Another interesting aspect of this program is that certain characters require other characters to be in the game. For example, if you play with Percival, you must also play with Merlin. I wrote some recursive algorithms to automatically select or deselect the required characters depending on what the user selects. For example, if the user selects Percival, then Merlin will be selected automatically. Similarly, if the user de-selects Merlin, then Percival will be de-selected.
Boggle is a fun game and I thought it would be fun to build the game as a web application.
I wrote a recursive algorithm to search the board for the word that the user types in. The algorithm finds each instance of the word on the board if there is more than one.
I used D3 to draw the SVG lines to show the paths of the selected word. The lines are partially transparent so if there are multiple instances of the word on the board, the lines will be darker when they overlap.
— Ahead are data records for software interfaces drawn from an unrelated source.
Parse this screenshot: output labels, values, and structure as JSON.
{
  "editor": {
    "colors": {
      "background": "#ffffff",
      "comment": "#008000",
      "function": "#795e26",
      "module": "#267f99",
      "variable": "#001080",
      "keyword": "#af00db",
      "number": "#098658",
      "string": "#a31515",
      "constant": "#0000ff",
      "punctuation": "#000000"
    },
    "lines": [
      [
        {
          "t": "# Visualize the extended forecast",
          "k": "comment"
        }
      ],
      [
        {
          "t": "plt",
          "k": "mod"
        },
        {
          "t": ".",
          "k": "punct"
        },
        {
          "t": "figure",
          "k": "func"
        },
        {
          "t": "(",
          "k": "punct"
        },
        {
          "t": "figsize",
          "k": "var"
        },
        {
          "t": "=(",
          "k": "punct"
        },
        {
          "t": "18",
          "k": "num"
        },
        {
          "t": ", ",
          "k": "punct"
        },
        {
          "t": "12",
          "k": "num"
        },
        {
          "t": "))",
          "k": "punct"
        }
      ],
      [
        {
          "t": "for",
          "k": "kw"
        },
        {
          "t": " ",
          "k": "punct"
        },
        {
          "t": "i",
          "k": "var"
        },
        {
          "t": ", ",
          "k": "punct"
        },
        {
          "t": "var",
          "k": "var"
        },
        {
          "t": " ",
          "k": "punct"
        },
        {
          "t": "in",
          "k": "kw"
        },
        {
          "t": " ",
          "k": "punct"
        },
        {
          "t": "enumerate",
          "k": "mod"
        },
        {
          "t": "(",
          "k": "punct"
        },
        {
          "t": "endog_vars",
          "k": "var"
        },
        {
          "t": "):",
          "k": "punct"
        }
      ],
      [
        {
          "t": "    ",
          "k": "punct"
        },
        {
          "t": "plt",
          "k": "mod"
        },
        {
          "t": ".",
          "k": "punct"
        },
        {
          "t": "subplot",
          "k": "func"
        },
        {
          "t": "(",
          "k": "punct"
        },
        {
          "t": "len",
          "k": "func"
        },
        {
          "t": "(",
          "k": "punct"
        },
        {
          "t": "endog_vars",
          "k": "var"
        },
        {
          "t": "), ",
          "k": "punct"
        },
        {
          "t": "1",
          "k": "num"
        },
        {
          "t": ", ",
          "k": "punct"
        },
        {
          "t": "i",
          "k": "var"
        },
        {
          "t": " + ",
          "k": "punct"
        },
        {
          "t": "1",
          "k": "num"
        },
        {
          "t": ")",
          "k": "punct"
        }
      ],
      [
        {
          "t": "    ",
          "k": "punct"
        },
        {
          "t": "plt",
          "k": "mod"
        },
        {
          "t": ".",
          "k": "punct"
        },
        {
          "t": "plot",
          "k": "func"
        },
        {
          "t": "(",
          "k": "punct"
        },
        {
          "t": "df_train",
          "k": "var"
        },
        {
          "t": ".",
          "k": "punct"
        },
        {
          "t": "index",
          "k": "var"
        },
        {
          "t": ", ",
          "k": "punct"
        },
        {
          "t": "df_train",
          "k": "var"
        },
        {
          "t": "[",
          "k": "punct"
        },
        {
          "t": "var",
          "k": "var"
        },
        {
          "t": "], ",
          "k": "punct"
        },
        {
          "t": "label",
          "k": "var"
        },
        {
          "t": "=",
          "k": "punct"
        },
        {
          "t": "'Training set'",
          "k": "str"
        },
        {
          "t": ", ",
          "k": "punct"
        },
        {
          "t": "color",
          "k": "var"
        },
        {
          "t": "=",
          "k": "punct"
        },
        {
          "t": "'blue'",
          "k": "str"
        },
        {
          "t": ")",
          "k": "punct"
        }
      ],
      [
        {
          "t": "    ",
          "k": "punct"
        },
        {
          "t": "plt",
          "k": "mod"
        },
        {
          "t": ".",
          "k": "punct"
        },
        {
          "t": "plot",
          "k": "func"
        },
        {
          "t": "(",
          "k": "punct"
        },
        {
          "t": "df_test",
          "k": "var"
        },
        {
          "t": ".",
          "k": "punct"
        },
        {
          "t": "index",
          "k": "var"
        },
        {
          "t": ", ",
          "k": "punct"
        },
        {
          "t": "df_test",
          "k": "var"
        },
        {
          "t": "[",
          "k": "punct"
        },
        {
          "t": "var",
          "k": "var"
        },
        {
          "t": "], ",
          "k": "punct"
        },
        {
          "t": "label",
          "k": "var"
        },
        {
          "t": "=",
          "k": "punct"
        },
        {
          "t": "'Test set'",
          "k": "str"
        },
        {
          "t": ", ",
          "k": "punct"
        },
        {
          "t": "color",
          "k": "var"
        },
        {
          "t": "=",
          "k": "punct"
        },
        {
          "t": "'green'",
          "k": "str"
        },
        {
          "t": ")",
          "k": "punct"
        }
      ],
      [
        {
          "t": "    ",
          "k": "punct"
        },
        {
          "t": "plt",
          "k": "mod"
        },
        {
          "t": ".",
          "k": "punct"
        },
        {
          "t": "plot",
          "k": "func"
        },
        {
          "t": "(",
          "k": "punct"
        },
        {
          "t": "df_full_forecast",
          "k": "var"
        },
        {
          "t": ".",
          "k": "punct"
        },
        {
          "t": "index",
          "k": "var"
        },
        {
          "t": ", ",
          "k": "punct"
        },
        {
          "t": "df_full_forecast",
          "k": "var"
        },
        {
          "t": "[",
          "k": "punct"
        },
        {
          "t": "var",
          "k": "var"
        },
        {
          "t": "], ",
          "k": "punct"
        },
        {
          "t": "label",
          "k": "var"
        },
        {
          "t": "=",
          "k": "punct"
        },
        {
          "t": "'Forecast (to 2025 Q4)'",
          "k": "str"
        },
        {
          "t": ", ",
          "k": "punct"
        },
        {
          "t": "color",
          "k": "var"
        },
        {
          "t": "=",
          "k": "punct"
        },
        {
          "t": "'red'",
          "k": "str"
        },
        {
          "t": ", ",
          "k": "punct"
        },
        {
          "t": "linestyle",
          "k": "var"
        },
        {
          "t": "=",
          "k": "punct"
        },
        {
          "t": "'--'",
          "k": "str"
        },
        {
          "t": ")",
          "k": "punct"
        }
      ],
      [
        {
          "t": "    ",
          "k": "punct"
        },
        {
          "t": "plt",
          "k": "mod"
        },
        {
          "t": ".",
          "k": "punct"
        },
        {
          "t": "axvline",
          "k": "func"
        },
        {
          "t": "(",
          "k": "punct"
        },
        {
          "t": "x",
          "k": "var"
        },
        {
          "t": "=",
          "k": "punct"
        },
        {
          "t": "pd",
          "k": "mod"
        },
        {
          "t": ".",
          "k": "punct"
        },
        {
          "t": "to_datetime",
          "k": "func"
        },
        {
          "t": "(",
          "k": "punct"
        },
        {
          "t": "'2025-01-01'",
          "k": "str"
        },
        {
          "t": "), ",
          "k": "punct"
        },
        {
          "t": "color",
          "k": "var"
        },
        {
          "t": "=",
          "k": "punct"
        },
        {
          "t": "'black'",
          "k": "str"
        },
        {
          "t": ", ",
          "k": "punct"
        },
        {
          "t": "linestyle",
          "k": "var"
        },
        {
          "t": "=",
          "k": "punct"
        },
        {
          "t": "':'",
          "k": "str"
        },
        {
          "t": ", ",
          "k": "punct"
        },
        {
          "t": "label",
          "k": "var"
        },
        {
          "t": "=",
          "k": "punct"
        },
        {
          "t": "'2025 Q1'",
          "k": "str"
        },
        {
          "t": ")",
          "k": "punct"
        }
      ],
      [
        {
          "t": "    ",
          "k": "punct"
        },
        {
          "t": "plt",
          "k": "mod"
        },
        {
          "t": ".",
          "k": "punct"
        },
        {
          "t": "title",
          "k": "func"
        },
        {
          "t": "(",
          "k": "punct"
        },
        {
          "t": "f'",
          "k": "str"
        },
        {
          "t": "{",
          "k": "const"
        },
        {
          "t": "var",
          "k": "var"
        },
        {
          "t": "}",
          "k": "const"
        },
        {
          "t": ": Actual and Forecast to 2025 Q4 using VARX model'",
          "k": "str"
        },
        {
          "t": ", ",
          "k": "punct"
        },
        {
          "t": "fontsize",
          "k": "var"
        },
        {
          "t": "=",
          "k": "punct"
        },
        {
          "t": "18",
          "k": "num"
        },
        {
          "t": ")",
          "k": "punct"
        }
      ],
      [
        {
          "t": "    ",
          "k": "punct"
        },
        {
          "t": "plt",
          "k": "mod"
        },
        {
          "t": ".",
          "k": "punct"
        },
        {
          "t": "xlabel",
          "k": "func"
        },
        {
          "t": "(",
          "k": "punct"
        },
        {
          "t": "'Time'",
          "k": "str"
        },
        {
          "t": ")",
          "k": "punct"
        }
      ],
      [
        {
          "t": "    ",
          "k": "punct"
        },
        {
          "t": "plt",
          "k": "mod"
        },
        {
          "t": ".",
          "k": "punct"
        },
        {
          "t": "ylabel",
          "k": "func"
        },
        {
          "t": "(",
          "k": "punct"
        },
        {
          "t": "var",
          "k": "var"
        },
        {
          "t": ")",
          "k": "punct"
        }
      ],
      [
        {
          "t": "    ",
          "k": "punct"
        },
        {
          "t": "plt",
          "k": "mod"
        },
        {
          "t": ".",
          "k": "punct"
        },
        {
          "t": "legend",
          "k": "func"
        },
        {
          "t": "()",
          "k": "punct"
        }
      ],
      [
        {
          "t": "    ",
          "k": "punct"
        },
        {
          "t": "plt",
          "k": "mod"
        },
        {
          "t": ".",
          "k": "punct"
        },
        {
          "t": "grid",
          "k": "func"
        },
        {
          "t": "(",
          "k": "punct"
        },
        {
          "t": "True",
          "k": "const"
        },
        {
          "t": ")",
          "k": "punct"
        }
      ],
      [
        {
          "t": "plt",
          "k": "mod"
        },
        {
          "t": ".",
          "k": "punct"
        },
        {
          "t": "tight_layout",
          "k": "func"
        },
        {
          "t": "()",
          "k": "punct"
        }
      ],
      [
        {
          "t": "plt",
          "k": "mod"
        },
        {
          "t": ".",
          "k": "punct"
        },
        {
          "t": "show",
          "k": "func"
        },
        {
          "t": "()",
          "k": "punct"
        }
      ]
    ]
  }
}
The user can either type the words in the query box, or use the mouse or touch to click on the dice to complete the word. A list of the found words is kept and the score is shown for each word and tallied for the total.
Set is a fun pattern matching card game that I like to play. The goal of the game is to find 3 cards that complete a "set" (see the rules here). I thought it would be fun to build this game as a web application that I can use when I don't have the cards with me.
I implemented an N choose K algorithm to find each combination of 3 cards so I could efficiently find all the sets. I used this information to add a "hint" button below the cards that tells the user how many sets are present (I programmed it to ensure there will always be at least 1!).
I used SVGs for the shapes so I didn't need to have different images for each shape/color/shade combo. This also allowed me to easily tweak the colors and size of the shapes.
In the future, I would like to learn about image processing so the user would be able to take a picture of the real set cards on the table and feed it to the application. It could then populate the grid in the application with the same cards. When you play Set for real, sometimes there isn't a set. Having this feature would allow the user to verify that fact before re-dealing.
I am an active climber and spend a lot of time at the climbing gym. The MIT gym's old website needed an overhaul, so I decided to rebuild the website from scratch as a side project.
The primary purpose of the site is to display the gym's upcoming and past hours of operation. A staff member logs in and is able to post hours of when they will be at the wall. The hours are shown in a timeline view that clearly shows when the wall is open and for how long. The view is especially clear when there are multiple overlapping hours.
In order to simplify the view on a mobile device but still maintain continuity for the user, the upcoming hours are presented the same as the past hours on the regular site. The view combines overlapping hours into one block for readability, which is subtle but visually intuitive.
There is a mobile friendly page for most of the full website, including the about page with links to walking directions and a full searchable staff list that lets mobile users easily find the phone numbers of staff.
Staff can also add hours with a unique time picker widget, that I designed, that is easy to use on a mobile device.